### TASK STATEMENT
Your task is to restate the data word for word.

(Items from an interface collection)
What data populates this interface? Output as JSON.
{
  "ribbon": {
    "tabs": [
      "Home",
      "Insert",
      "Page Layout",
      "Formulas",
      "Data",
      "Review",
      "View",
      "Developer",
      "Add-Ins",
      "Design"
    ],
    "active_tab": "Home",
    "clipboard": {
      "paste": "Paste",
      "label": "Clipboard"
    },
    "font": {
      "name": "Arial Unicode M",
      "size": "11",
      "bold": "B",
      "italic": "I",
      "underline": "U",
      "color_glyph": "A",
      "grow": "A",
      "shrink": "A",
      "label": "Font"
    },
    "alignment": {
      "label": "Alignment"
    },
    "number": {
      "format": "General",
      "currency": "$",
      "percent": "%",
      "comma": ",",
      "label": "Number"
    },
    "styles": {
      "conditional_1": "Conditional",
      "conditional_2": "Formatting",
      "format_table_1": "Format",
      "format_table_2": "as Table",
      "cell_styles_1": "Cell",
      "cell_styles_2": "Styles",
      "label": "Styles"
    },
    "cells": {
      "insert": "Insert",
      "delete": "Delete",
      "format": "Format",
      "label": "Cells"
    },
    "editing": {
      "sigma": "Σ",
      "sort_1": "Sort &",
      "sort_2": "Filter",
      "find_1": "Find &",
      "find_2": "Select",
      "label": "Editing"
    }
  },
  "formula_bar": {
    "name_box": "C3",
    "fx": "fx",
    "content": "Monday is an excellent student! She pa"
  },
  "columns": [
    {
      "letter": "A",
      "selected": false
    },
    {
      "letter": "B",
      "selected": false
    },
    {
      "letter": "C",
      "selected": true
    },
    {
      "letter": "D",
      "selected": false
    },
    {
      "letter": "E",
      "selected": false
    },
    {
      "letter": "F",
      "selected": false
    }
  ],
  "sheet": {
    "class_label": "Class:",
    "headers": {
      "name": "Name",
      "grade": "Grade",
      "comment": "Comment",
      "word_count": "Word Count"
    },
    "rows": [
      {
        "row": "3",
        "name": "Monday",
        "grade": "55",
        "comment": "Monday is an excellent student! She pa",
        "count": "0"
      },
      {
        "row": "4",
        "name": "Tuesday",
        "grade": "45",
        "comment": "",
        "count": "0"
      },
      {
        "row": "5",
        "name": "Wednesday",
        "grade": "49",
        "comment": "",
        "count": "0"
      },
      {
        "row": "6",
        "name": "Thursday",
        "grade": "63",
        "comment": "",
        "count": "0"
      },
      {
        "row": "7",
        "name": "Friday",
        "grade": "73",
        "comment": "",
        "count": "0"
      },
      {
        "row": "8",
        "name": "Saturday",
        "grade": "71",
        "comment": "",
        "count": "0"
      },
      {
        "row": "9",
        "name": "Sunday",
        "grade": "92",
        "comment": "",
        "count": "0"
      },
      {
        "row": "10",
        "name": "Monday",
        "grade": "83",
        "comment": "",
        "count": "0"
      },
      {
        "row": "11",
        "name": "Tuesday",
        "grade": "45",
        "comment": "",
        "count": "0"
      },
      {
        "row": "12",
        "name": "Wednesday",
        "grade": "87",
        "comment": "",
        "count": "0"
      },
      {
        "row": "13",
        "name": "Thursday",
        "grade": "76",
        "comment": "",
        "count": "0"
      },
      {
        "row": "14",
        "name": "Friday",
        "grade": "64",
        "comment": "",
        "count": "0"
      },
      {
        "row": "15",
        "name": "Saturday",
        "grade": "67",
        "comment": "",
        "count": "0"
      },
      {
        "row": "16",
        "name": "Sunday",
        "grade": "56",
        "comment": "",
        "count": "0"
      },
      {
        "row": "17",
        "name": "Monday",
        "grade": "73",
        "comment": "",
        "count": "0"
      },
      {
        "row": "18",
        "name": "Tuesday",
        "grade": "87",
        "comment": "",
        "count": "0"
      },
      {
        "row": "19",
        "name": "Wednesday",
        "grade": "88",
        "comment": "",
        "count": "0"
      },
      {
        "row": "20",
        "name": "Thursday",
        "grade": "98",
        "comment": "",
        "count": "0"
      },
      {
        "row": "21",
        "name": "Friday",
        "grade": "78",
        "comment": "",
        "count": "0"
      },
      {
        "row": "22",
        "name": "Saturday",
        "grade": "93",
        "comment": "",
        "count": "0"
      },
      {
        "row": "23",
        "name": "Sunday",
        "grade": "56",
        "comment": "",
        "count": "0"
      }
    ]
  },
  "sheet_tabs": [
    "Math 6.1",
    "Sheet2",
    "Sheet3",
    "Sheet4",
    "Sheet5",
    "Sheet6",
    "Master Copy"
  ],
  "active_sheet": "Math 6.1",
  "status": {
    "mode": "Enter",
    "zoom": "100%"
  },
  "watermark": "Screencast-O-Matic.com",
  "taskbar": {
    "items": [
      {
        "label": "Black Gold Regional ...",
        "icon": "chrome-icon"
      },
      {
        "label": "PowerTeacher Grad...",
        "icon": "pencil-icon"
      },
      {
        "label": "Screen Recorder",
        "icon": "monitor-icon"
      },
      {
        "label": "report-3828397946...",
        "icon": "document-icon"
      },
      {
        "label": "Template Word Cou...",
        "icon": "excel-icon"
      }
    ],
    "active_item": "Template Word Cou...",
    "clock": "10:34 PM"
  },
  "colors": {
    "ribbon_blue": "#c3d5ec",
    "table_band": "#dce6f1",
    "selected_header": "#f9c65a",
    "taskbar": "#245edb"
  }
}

### TASK ANSWER
What data populates this interface? Output as JSON.
{
  "ribbon": {
    "tabs": [
      "Home",
      "Insert",
      "Page Layout",
      "Formulas",
      "Data",
      "Review",
      "View",
      "Developer",
      "Add-Ins",
      "Design"
    ],
    "active_tab": "Home",
    "clipboard": {
      "paste": "Paste",
      "label": "Clipboard"
    },
    "font": {
      "name": "Arial Unicode M",
      "size": "11",
      "bold": "B",
      "italic": "I",
      "underline": "U",
      "color_glyph": "A",
      "grow": "A",
      "shrink": "A",
      "label": "Font"
    },
    "alignment": {
      "label": "Alignment"
    },
    "number": {
      "format": "General",
      "currency": "$",
      "percent": "%",
      "comma": ",",
      "label": "Number"
    },
    "styles": {
      "conditional_1": "Conditional",
      "conditional_2": "Formatting",
      "format_table_1": "Format",
      "format_table_2": "as Table",
      "cell_styles_1": "Cell",
      "cell_styles_2": "Styles",
      "label": "Styles"
    },
    "cells": {
      "insert": "Insert",
      "delete": "Delete",
      "format": "Format",
      "label": "Cells"
    },
    "editing": {
      "sigma": "Σ",
      "sort_1": "Sort &",
      "sort_2": "Filter",
      "find_1": "Find &",
      "find_2": "Select",
      "label": "Editing"
    }
  },
  "formula_bar": {
    "name_box": "C3",
    "fx": "fx",
    "content": "Monday is an excellent student! She pa"
  },
  "columns": [
    {
      "letter": "A",
      "selected": false
    },
    {
      "letter": "B",
      "selected": false
    },
    {
      "letter": "C",
      "selected": true
    },
    {
      "letter": "D",
      "selected": false
    },
    {
      "letter": "E",
      "selected": false
    },
    {
      "letter": "F",
      "selected": false
    }
  ],
  "sheet": {
    "class_label": "Class:",
    "headers": {
      "name": "Name",
      "grade": "Grade",
      "comment": "Comment",
      "word_count": "Word Count"
    },
    "rows": [
      {
        "row": "3",
        "name": "Monday",
        "grade": "55",
        "comment": "Monday is an excellent student! She pa",
        "count": "0"
      },
      {
        "row": "4",
        "name": "Tuesday",
        "grade": "45",
        "comment": "",
        "count": "0"
      },
      {
        "row": "5",
        "name": "Wednesday",
        "grade": "49",
        "comment": "",
        "count": "0"
      },
      {
        "row": "6",
        "name": "Thursday",
        "grade": "63",
        "comment": "",
        "count": "0"
      },
      {
        "row": "7",
        "name": "Friday",
        "grade": "73",
        "comment": "",
        "count": "0"
      },
      {
        "row": "8",
        "name": "Saturday",
        "grade": "71",
        "comment": "",
        "count": "0"
      },
      {
        "row": "9",
        "name": "Sunday",
        "grade": "92",
        "comment": "",
        "count": "0"
      },
      {
        "row": "10",
        "name": "Monday",
        "grade": "83",
        "comment": "",
        "count": "0"
      },
      {
        "row": "11",
        "name": "Tuesday",
        "grade": "45",
        "comment": "",
        "count": "0"
      },
      {
        "row": "12",
        "name": "Wednesday",
        "grade": "87",
        "comment": "",
        "count": "0"
      },
      {
        "row": "13",
        "name": "Thursday",
        "grade": "76",
        "comment": "",
        "count": "0"
      },
      {
        "row": "14",
        "name": "Friday",
        "grade": "64",
        "comment": "",
        "count": "0"
      },
      {
        "row": "15",
        "name": "Saturday",
        "grade": "67",
        "comment": "",
        "count": "0"
      },
      {
        "row": "16",
        "name": "Sunday",
        "grade": "56",
        "comment": "",
        "count": "0"
      },
      {
        "row": "17",
        "name": "Monday",
        "grade": "73",
        "comment": "",
        "count": "0"
      },
      {
        "row": "18",
        "name": "Tuesday",
        "grade": "87",
        "comment": "",
        "count": "0"
      },
      {
        "row": "19",
        "name": "Wednesday",
        "grade": "88",
        "comment": "",
        "count": "0"
      },
      {
        "row": "20",
        "name": "Thursday",
        "grade": "98",
        "comment": "",
        "count": "0"
      },
      {
        "row": "21",
        "name": "Friday",
        "grade": "78",
        "comment": "",
        "count": "0"
      },
      {
        "row": "22",
        "name": "Saturday",
        "grade": "93",
        "comment": "",
        "count": "0"
      },
      {
        "row": "23",
        "name": "Sunday",
        "grade": "56",
        "comment": "",
        "count": "0"
      }
    ]
  },
  "sheet_tabs": [
    "Math 6.1",
    "Sheet2",
    "Sheet3",
    "Sheet4",
    "Sheet5",
    "Sheet6",
    "Master Copy"
  ],
  "active_sheet": "Math 6.1",
  "status": {
    "mode": "Enter",
    "zoom": "100%"
  },
  "watermark": "Screencast-O-Matic.com",
  "taskbar": {
    "items": [
      {
        "label": "Black Gold Regional ...",
        "icon": "chrome-icon"
      },
      {
        "label": "PowerTeacher Grad...",
        "icon": "pencil-icon"
      },
      {
        "label": "Screen Recorder",
        "icon": "monitor-icon"
      },
      {
        "label": "report-3828397946...",
        "icon": "document-icon"
      },
      {
        "label": "Template Word Cou...",
        "icon": "excel-icon"
      }
    ],
    "active_item": "Template Word Cou...",
    "clock": "10:34 PM"
  },
  "colors": {
    "ribbon_blue": "#c3d5ec",
    "table_band": "#dce6f1",
    "selected_header": "#f9c65a",
    "taskbar": "#245edb"
  }
}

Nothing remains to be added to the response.